>>>>>

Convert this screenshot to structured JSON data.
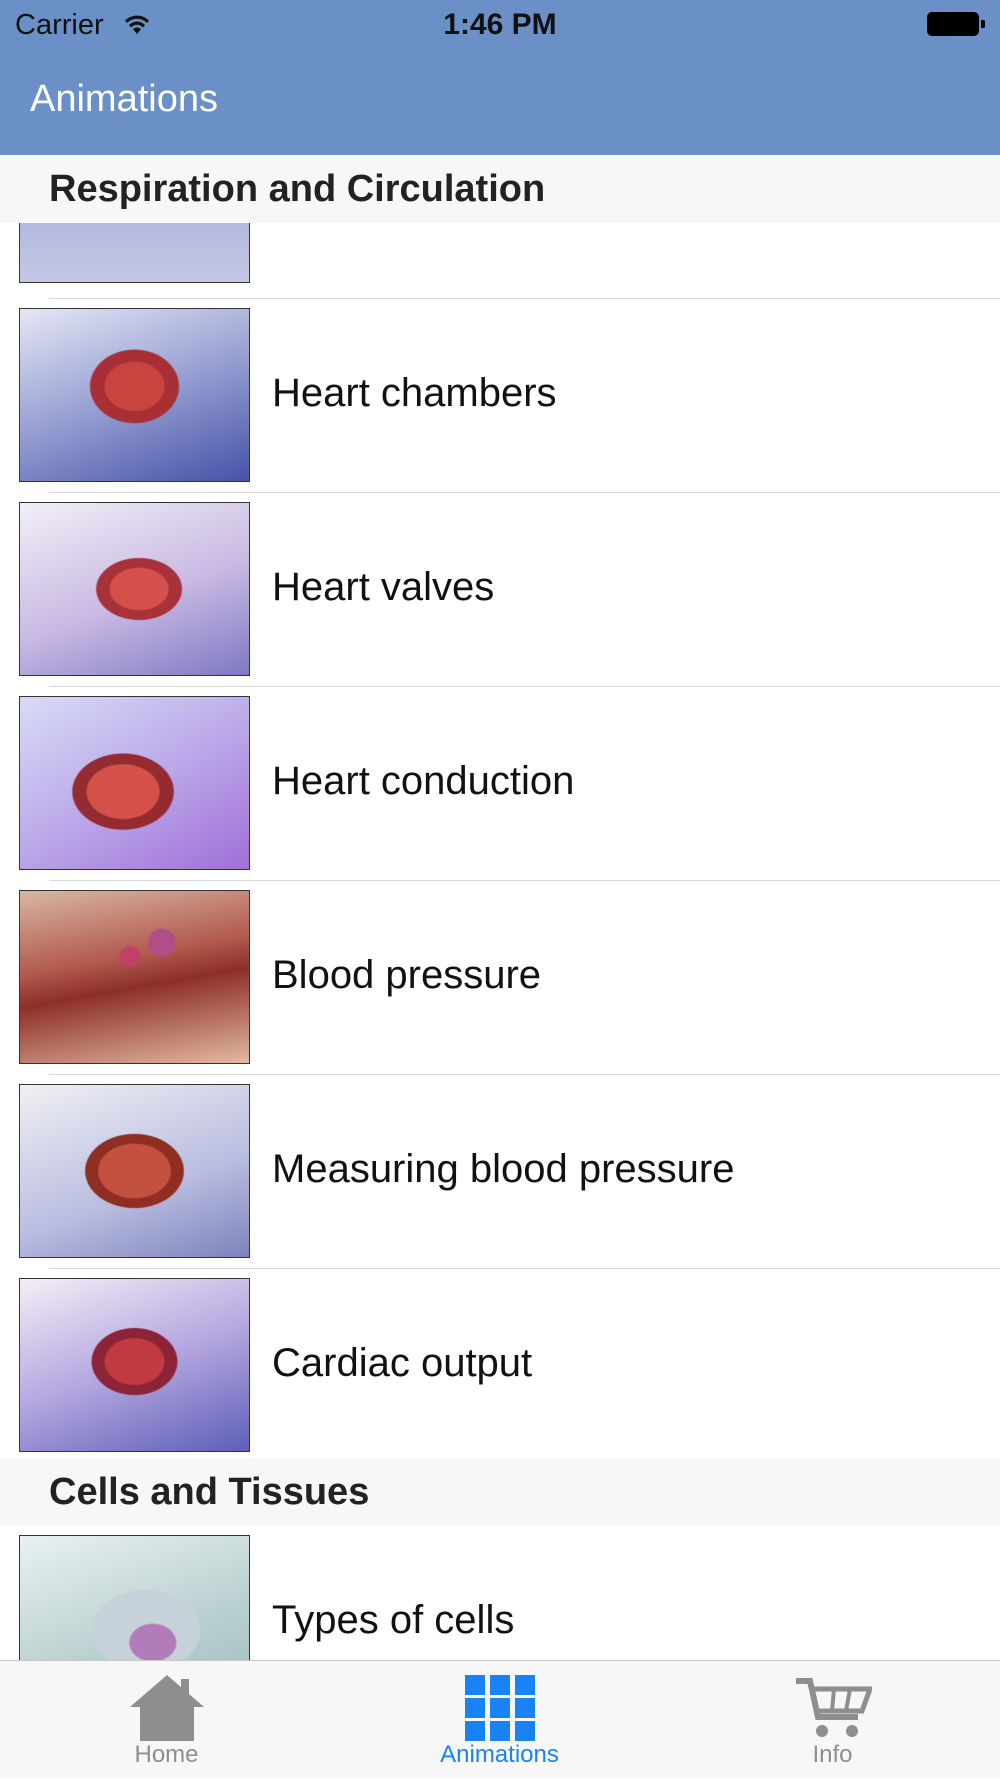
{
  "status_bar": {
    "carrier": "Carrier",
    "time": "1:46 PM"
  },
  "nav": {
    "title": "Animations"
  },
  "sections": [
    {
      "title": "Respiration and Circulation",
      "items": [
        {
          "label": "Heart chambers",
          "thumb": "heart-chambers-image"
        },
        {
          "label": "Heart valves",
          "thumb": "heart-valves-image"
        },
        {
          "label": "Heart conduction",
          "thumb": "heart-conduction-image"
        },
        {
          "label": "Blood pressure",
          "thumb": "blood-pressure-image"
        },
        {
          "label": "Measuring blood pressure",
          "thumb": "measuring-blood-pressure-image"
        },
        {
          "label": "Cardiac output",
          "thumb": "cardiac-output-image"
        }
      ]
    },
    {
      "title": "Cells and Tissues",
      "items": [
        {
          "label": "Types of cells",
          "thumb": "types-of-cells-image"
        }
      ]
    }
  ],
  "tab_bar": {
    "items": [
      {
        "label": "Home",
        "icon": "home-icon",
        "selected": false
      },
      {
        "label": "Animations",
        "icon": "grid-icon",
        "selected": true
      },
      {
        "label": "Info",
        "icon": "cart-icon",
        "selected": false
      }
    ],
    "active_color": "#1a82f7",
    "inactive_color": "#8e8e8e"
  },
  "colors": {
    "nav_bar": "#6b90c7",
    "section_header_bg": "#f7f7f7"
  }
}
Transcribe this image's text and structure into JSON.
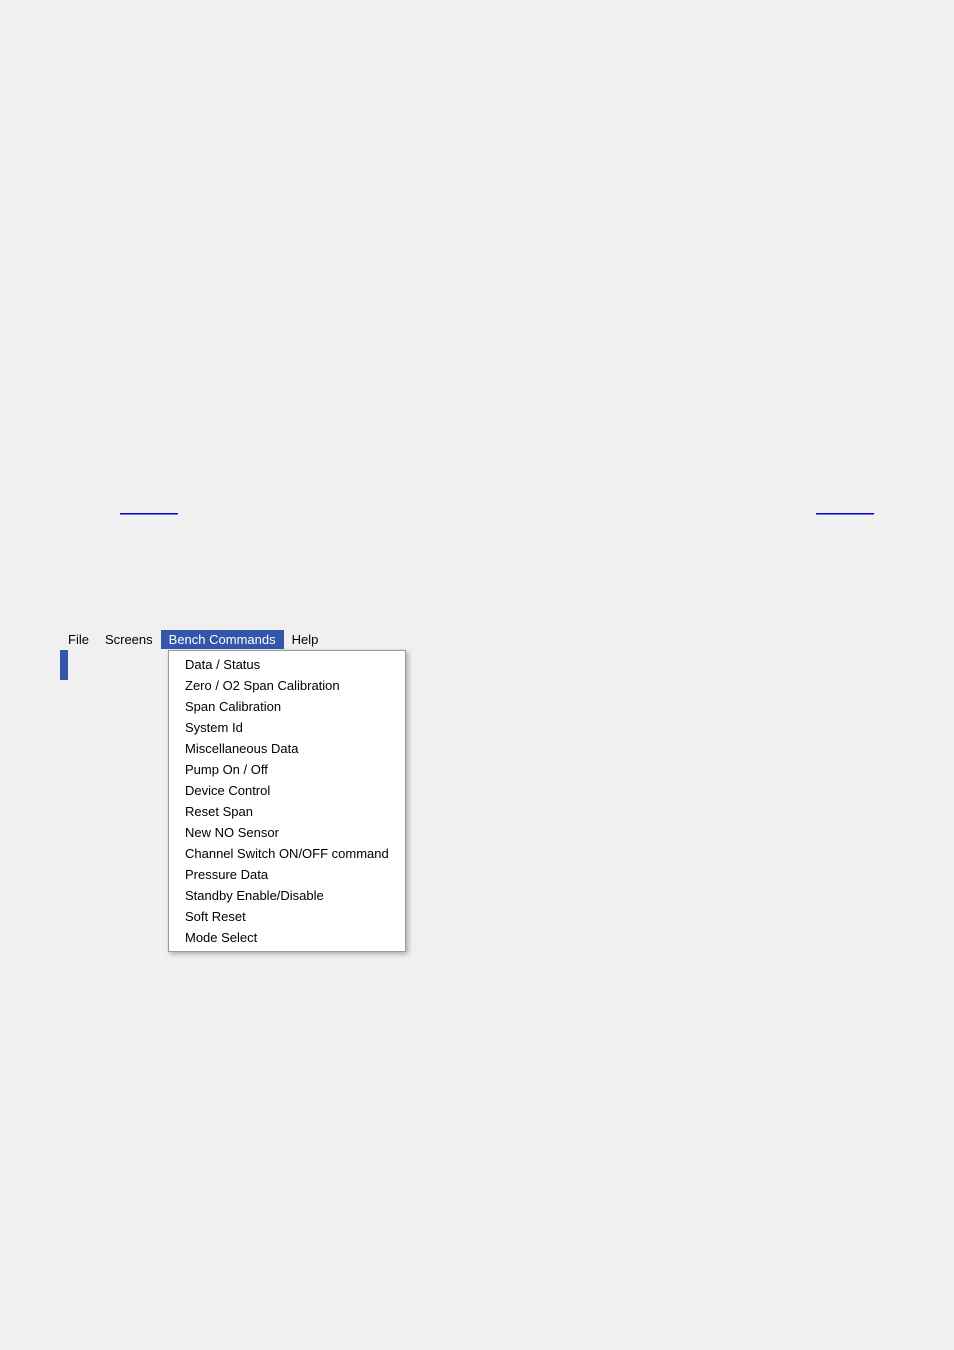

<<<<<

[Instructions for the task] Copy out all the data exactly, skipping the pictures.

[Response to this exercise]
Convert this screenshot to structured JSON data.
{
  "status_bar": {
    "carrier": "Carrier",
    "time": "1:46 PM"
  },
  "nav": {
    "title": "Animations"
  },
  "sections": [
    {
      "title": "Respiration and Circulation",
      "items": [
        {
          "label": "Heart chambers",
          "thumb": "heart-chambers-image"
        },
        {
          "label": "Heart valves",
          "thumb": "heart-valves-image"
        },
        {
          "label": "Heart conduction",
          "thumb": "heart-conduction-image"
        },
        {
          "label": "Blood pressure",
          "thumb": "blood-pressure-image"
        },
        {
          "label": "Measuring blood pressure",
          "thumb": "measuring-blood-pressure-image"
        },
        {
          "label": "Cardiac output",
          "thumb": "cardiac-output-image"
        }
      ]
    },
    {
      "title": "Cells and Tissues",
      "items": [
        {
          "label": "Types of cells",
          "thumb": "types-of-cells-image"
        }
      ]
    }
  ],
  "tab_bar": {
    "items": [
      {
        "label": "Home",
        "icon": "home-icon",
        "selected": false
      },
      {
        "label": "Animations",
        "icon": "grid-icon",
        "selected": true
      },
      {
        "label": "Info",
        "icon": "cart-icon",
        "selected": false
      }
    ],
    "active_color": "#1a82f7",
    "inactive_color": "#8e8e8e"
  },
  "colors": {
    "nav_bar": "#6b90c7",
    "section_header_bg": "#f7f7f7"
  }
}
Transcribe this image's text and structure into JSON.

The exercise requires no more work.